Q: I'm trying to define a few simple little function-like macros such as
#define square(x) x * xbut they're not always working.
A: There are three important rules to remember when defining function-like macros:
1 / square(n)would expand to
1 / n * n(which evaluates as (1 / n) * n), while what you want is
1 / (n * n)(In this case, the problem is one of associativity rather than precedence, but the effect is the same.)
square(n + 1)would expand to
n + 1 * n + 1But what you want is
(n + 1) * (n + 1)
square(i++)would expand to
i++ * i++which is undefined (see question 3.2).
The proper definition of a square macro, to comply with rules 1 and 2 above, is
#define square(x) ((x) * (x))Complying with rule 3 is harder. Sometimes, careful exploitation of the short-circuiting behavior of the &&, ||, or ?: operators (see question 3.6) can arrange that a parameter which appears several times is guaranteed to be evaluated exactly once. Sometimes, the macro is just documented as being unsafe, and callers must remember not to use it on arguments with side effects. Other times, it may be advisable not to compose a function-like macro if it can't be made safe.
(As a stylistic convention, macros are often defined with capitalized or all-upper-case names, to make it obvious that they are macros.

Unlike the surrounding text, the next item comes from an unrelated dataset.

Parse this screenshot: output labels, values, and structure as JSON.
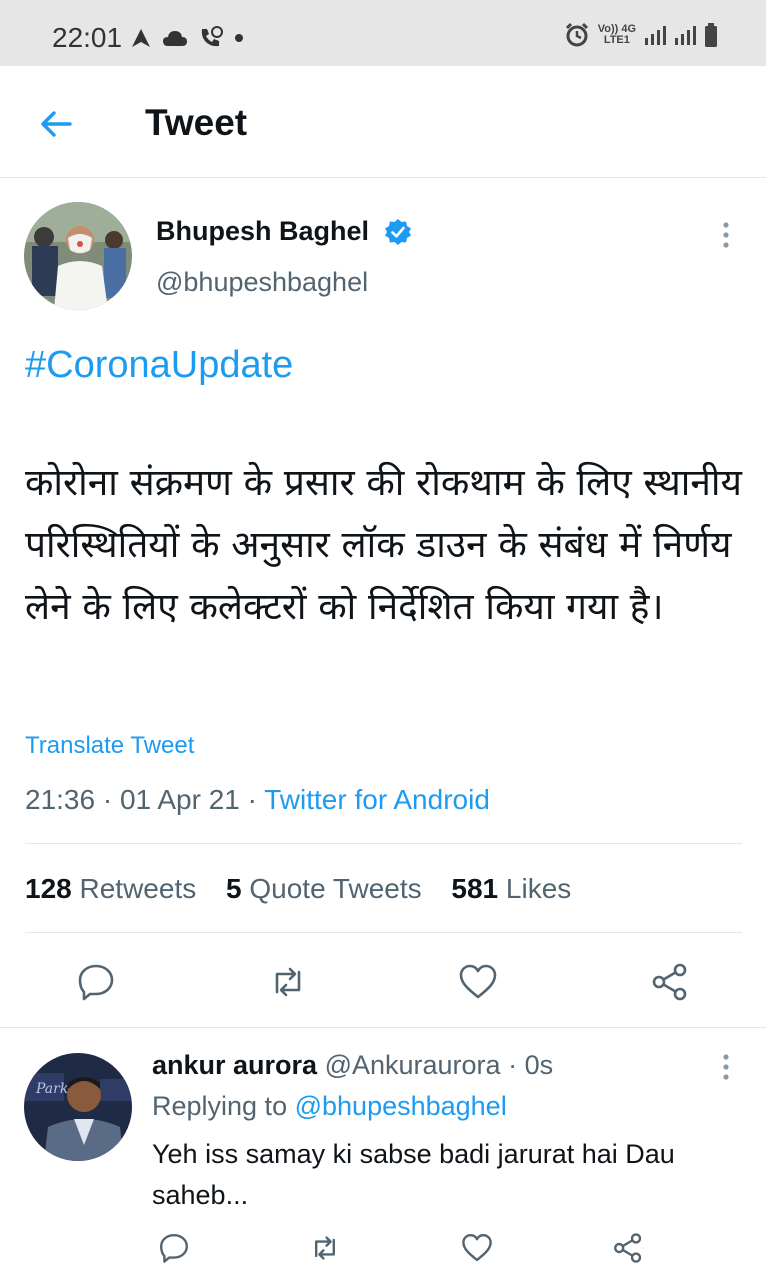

It may be acceptable to define a function-like macro with an all-lower-case name, if it truly simulates a function, but only if it complies with all three rules above. Since the squaring macro we've been discussing does not, it should be defined as something like
#define Square(x) ((x) * (x)) /* UNSAFE */if it is to be used at all.)
K&R1 Sec. 4.11 p. 87
K&R2 Sec. 4.11.2 p. 90
H&S Secs. 3.3.6,3.3.7 pp. 49-50
CT&P Sec. 6.2 pp. 78-80